Today in 1953, the United States and the South Korean governments signed an armistice agreement with Soviet-backed North Koreans to officially end the fighting on the Korean peninsula. Lieutenant General William Harrison, Jr., representing the United Nations Command, signed the armistice agreement with North Korean General Nam II at Panmunjom.

The United States joined in this effort to fight the advance of oppression across the Asian continent after World War II, and thousands sacrificed their lives so that freedom could be preserved. Korea continues as a free society thanks to the 33,652 Americans who helped repel the Northern invasion of the Soviet-backed forces lead by Kim Il-sung. Though it was not a popular war, the men and women who fought in Korea did so with bravery and honor, even in the face of disapproval at home.

At the Concerned Veterans for American Foundation, we are thankful to those who gave their lives to protect freedom for the South Korean people.
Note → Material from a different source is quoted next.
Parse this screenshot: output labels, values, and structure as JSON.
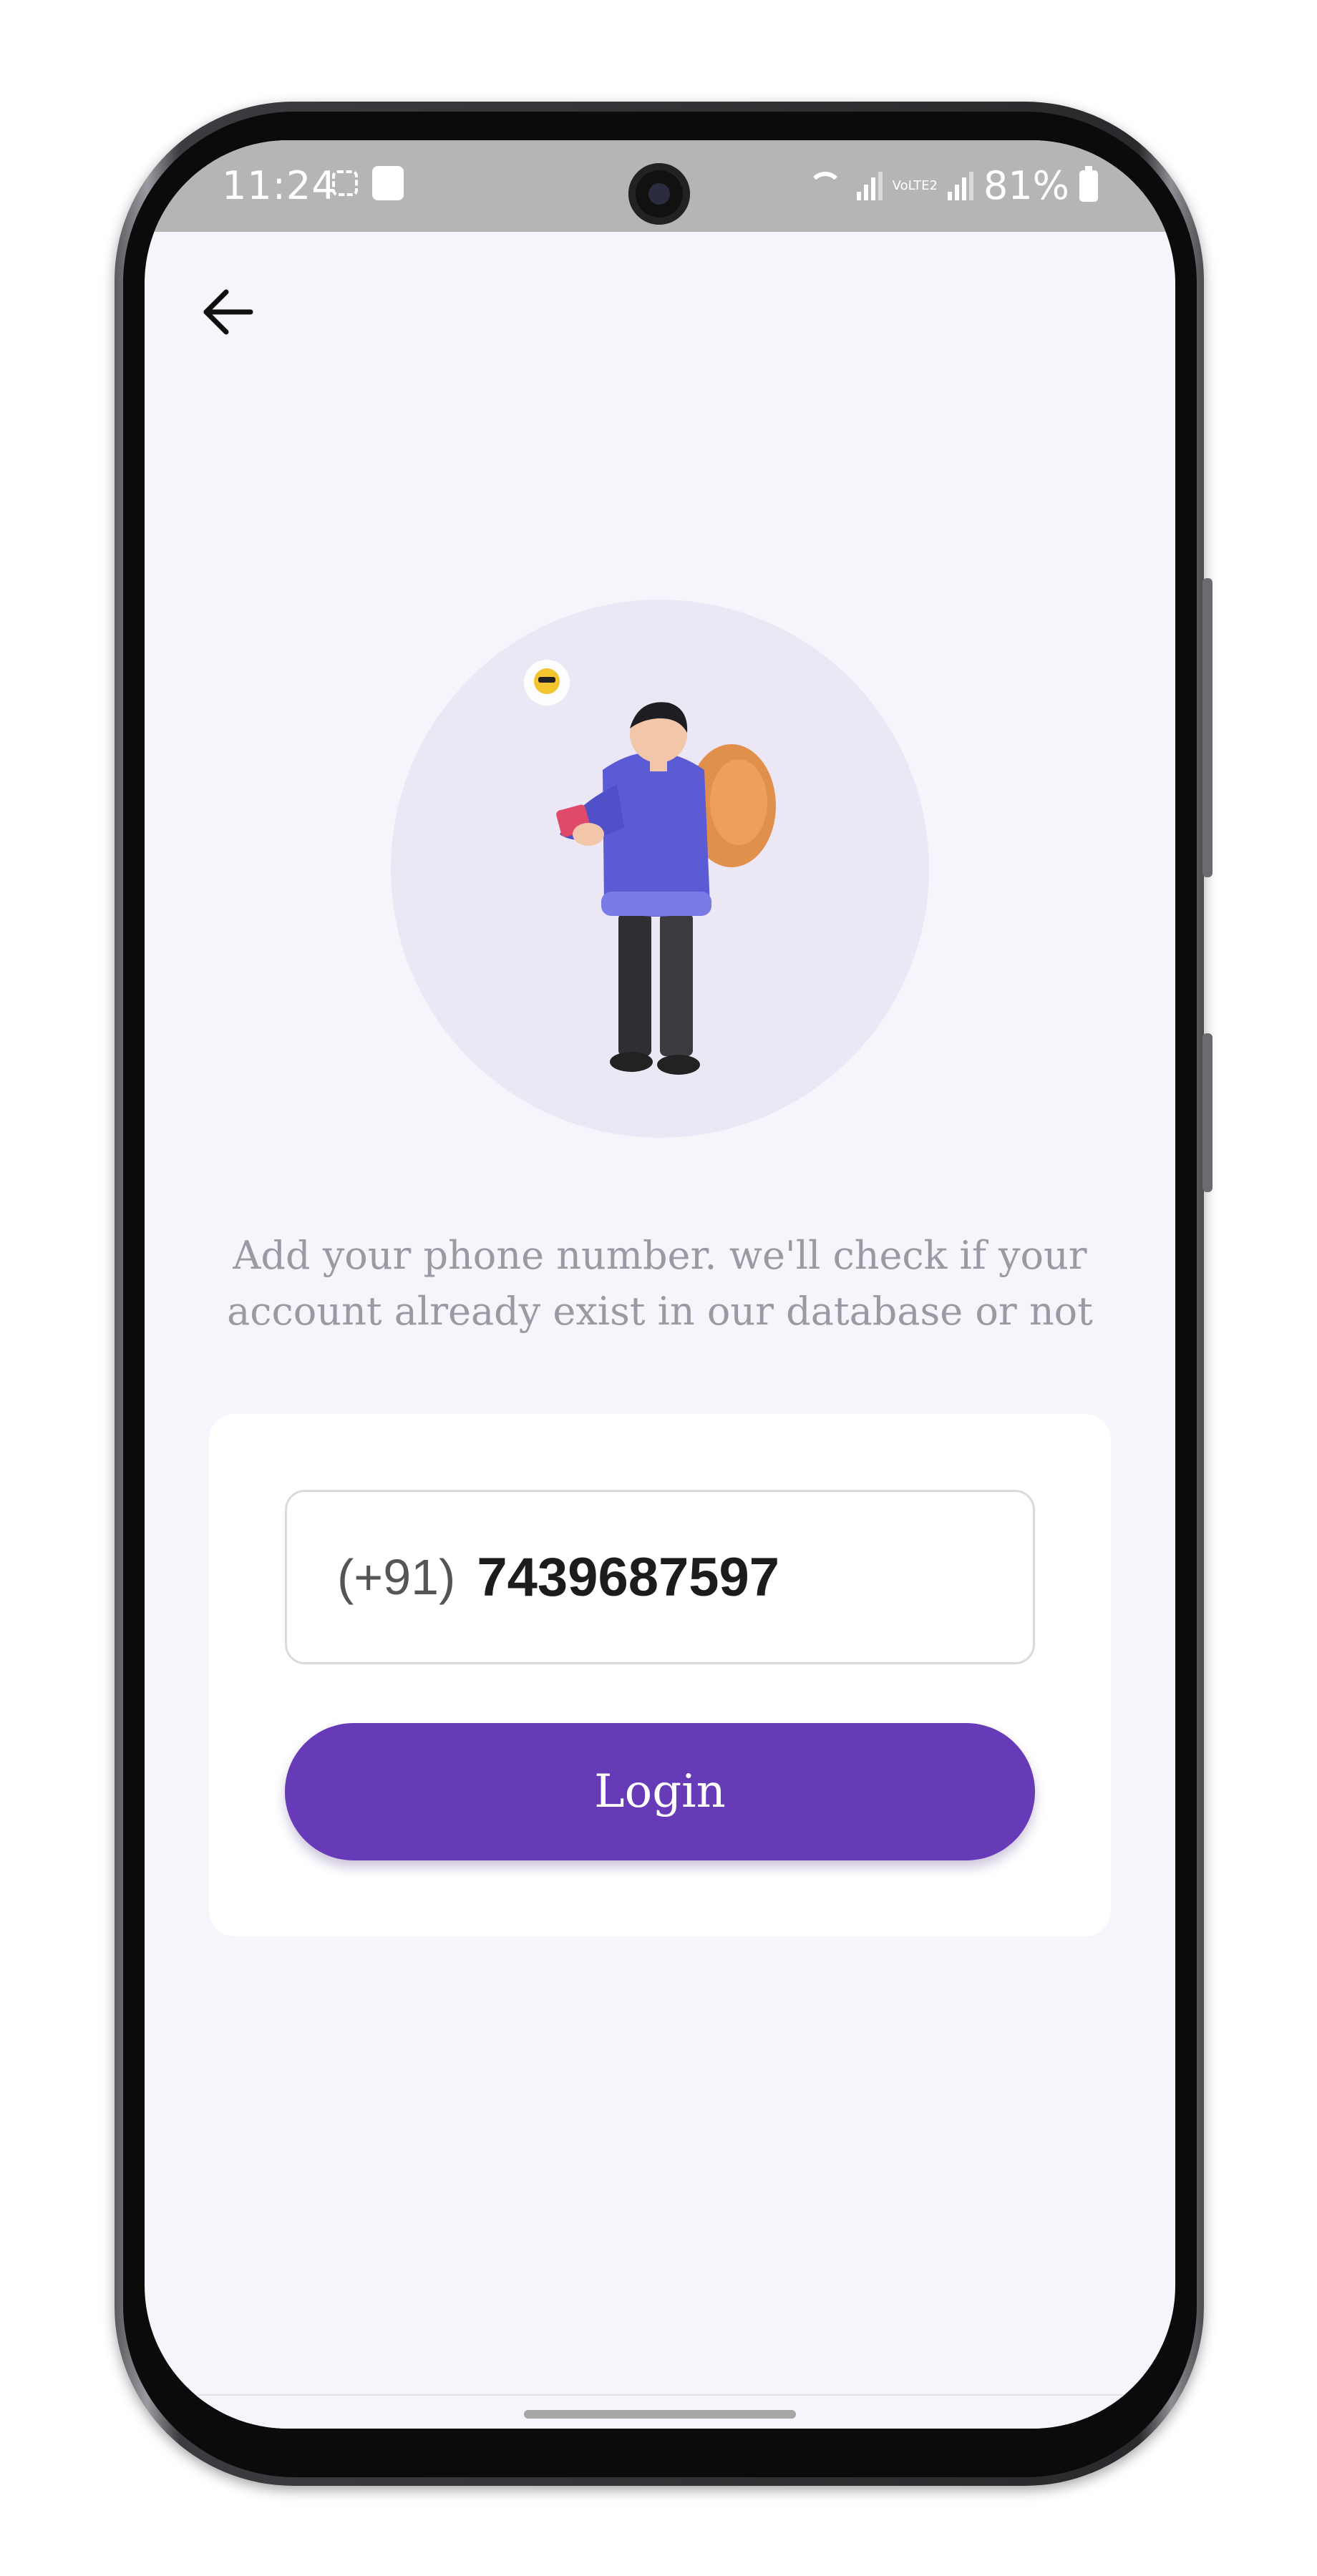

As Ronald Reagan said, “Freedom is never more than one generation away from extinction.” Just as Americans fought with South Korea to secure their freedom, we must continue to be vigilant and ensure the principles of our founding never depart from our national conscience.